A Guide to The Residents

“On a Saturday afternoon in early June, the sidewalk outside the historic TLC Chinese Theatre in Hollywood is teeming with street performers dressed as pop culture icons. Spider-Man, Marilyn Monroe and Elvis mingle with tourists. A man in an old-timey paper hat sells popsicles from a cart, standing atop a courtyard embedded with cement handprints from the likes of Steven Spielberg and the Marx Brothers. Meanwhile, in the lobby of the theater, dozens of people are lining up to see a documentary about a band of timeless figures of a more underground stripe. The movie is called Theory of Obscurity: A Film about The Residents, and as the title suggests, it covers the sprawling, 40-plus year history of one of America’s weirdest musical groups. Based out of San Francisco, The Residents moved from humble beginnings in their hometown of Shreveport, Louisiana, and became celebrated for their groundbreaking experiments in avant-garde music, electronic composition, sonic storytelling, and multimedia. Throughout, the Residents have rejected the usual trappings of the rock star persona, opting instead to preserve their mystique and independence through anonymity, misdirection and giant eyeball-and-top-hat masks. …”
Red Bull Music Academy Daily (Video)
The Quietus: The Strange World Of… The Residents – Homer Flynn Interviewed (Video)


Duck Stab!/Buster & Glen – The Residents (1978)

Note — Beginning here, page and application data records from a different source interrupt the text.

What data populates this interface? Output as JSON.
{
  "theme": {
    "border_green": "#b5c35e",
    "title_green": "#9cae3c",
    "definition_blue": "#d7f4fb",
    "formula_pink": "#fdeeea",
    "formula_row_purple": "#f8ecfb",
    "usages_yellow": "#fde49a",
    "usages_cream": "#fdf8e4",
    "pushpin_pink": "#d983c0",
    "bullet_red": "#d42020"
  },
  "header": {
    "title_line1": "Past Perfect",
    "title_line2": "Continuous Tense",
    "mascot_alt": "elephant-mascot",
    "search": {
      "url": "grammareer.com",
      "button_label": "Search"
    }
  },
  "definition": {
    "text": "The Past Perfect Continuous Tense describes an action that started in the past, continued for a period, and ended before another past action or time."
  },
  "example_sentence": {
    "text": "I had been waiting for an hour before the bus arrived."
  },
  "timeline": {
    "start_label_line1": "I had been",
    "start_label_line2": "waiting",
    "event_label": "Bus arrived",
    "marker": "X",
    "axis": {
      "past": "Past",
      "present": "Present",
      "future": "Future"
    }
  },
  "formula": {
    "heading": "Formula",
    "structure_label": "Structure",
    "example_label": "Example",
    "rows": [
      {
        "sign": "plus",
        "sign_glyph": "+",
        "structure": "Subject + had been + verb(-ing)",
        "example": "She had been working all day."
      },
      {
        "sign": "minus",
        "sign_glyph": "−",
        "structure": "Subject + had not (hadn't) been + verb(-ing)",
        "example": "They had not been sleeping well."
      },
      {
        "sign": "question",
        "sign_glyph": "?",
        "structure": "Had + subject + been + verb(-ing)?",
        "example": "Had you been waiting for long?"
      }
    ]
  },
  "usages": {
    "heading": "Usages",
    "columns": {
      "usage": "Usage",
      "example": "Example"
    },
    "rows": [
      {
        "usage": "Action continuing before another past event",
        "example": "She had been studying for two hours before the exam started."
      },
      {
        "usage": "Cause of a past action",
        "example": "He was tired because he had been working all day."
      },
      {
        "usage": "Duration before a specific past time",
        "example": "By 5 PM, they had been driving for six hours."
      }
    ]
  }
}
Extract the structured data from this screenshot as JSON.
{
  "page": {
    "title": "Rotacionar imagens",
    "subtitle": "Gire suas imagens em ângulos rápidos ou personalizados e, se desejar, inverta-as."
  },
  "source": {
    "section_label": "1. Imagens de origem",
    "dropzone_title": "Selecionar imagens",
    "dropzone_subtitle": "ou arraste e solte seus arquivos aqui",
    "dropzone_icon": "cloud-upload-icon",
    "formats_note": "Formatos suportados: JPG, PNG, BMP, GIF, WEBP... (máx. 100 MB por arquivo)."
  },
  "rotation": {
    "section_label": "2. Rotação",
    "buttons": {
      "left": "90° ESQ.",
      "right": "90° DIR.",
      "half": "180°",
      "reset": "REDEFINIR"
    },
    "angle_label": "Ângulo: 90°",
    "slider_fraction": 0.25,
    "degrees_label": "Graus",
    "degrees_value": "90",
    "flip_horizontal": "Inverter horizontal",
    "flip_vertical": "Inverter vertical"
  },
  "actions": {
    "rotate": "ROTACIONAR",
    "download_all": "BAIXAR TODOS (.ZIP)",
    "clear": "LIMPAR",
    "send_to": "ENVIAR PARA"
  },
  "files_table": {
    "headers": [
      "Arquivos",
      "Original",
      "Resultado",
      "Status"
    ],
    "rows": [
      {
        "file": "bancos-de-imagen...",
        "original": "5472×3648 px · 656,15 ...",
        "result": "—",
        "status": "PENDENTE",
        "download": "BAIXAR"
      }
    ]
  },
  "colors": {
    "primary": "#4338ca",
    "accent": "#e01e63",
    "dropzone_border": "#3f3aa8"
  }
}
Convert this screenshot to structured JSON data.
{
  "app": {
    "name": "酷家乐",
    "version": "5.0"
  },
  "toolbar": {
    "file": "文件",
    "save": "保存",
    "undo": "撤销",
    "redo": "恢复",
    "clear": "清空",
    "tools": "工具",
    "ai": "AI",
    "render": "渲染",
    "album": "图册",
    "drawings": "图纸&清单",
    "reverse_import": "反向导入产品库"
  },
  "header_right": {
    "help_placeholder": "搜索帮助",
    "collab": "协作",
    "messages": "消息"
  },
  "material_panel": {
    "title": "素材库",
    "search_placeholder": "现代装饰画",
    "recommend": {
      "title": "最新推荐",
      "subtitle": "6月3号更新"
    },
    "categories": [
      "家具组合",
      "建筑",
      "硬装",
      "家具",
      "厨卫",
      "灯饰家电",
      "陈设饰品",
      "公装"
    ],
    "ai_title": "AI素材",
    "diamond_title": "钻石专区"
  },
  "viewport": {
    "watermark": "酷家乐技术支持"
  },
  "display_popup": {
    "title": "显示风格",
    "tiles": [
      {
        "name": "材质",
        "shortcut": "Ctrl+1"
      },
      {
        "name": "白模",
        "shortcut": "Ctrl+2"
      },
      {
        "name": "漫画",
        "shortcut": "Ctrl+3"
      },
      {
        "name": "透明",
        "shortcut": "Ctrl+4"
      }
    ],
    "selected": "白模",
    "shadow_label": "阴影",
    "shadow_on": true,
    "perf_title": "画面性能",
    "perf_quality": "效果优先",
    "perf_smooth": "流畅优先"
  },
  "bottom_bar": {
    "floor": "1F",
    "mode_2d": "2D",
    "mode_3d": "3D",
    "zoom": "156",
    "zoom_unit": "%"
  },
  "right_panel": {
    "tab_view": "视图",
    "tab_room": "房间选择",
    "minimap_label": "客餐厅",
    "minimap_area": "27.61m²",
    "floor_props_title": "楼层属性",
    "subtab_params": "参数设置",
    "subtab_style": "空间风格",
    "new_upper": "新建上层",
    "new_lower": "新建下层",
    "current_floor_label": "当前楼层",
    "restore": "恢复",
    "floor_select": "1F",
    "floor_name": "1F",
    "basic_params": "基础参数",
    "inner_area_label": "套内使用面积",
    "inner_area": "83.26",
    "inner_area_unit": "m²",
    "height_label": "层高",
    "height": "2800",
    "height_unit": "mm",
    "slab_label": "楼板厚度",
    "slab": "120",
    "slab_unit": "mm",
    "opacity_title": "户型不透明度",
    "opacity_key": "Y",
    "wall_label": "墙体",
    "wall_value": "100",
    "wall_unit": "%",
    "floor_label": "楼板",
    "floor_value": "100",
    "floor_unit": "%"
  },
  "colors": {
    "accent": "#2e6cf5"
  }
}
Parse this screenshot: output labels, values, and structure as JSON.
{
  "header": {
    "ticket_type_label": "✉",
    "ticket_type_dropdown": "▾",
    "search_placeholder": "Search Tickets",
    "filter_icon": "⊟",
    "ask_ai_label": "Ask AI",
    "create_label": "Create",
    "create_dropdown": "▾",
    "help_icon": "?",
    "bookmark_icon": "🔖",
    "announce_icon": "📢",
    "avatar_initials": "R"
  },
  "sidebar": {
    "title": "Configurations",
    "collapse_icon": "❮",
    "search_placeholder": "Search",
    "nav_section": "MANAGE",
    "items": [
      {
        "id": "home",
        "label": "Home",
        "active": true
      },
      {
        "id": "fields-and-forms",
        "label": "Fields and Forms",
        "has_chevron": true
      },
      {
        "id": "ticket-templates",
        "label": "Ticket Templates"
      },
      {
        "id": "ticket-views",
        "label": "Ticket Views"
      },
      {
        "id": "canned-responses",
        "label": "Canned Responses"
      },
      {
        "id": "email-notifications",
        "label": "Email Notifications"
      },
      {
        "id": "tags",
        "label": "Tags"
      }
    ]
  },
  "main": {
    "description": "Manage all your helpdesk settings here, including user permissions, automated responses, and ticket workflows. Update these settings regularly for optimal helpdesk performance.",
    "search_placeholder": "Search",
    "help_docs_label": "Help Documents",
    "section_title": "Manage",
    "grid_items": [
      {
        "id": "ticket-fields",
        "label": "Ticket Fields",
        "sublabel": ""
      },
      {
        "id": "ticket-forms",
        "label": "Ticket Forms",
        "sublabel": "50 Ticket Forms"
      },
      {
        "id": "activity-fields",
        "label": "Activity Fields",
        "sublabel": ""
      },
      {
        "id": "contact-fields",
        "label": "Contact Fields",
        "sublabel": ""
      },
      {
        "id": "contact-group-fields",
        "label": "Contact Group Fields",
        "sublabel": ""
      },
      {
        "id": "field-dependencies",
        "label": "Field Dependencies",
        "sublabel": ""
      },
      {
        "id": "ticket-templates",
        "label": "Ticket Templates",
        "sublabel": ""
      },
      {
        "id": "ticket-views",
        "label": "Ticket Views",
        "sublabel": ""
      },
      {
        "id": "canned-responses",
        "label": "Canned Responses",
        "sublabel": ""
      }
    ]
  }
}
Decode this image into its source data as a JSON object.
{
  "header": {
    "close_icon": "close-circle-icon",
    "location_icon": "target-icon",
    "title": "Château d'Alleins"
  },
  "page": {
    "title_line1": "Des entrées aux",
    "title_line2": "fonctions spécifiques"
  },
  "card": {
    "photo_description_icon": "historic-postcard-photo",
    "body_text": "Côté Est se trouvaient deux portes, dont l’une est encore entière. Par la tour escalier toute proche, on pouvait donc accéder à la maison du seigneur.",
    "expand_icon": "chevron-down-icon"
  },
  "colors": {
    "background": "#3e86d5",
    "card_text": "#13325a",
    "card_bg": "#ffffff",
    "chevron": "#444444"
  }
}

Duck Stab!/Buster & Glen, later renamed as just Duck Stab, is the fifth studio album by The Residents, released in November 1978. It is named after the first side of the album, Duck Stab!, a seven-song EP released earlier in 1978 featuring shorter songs similar to the first side of Fingerprince. Buster and Glen, the B-side of the album, was intended to follow Duck Stab! presumably in early 1979. After the first pressing of Duck Stab! quickly sold out—which was an oddity for the band—they decided to re-release it as an album, merged with the unreleased Buster and Glen. This was also in part due to the audio quality of the original EP, which The Residents stated was poor. The shorter length of the songs made the album more accessible for fans who had recently heard ‘Satisfaction’, and songs like ‘Constantinople’ and ‘Hello Skinny’ helped cement the band’s cult following. This album features guitar by Philip ‘Snakefinger‘ Lithman. The album was reissued in 2018. It was digitally remastered, and included extra live, rehearsal, unreleased and reimagined tracks. It was released within a six panel digipack sleeve bringing the total of songs to 40. …”
The Residents – Duck Stab/Buster And Glen – Album Review (Video)
YouTube: Duck Stab / Buster & Glen [FULL ALBUM]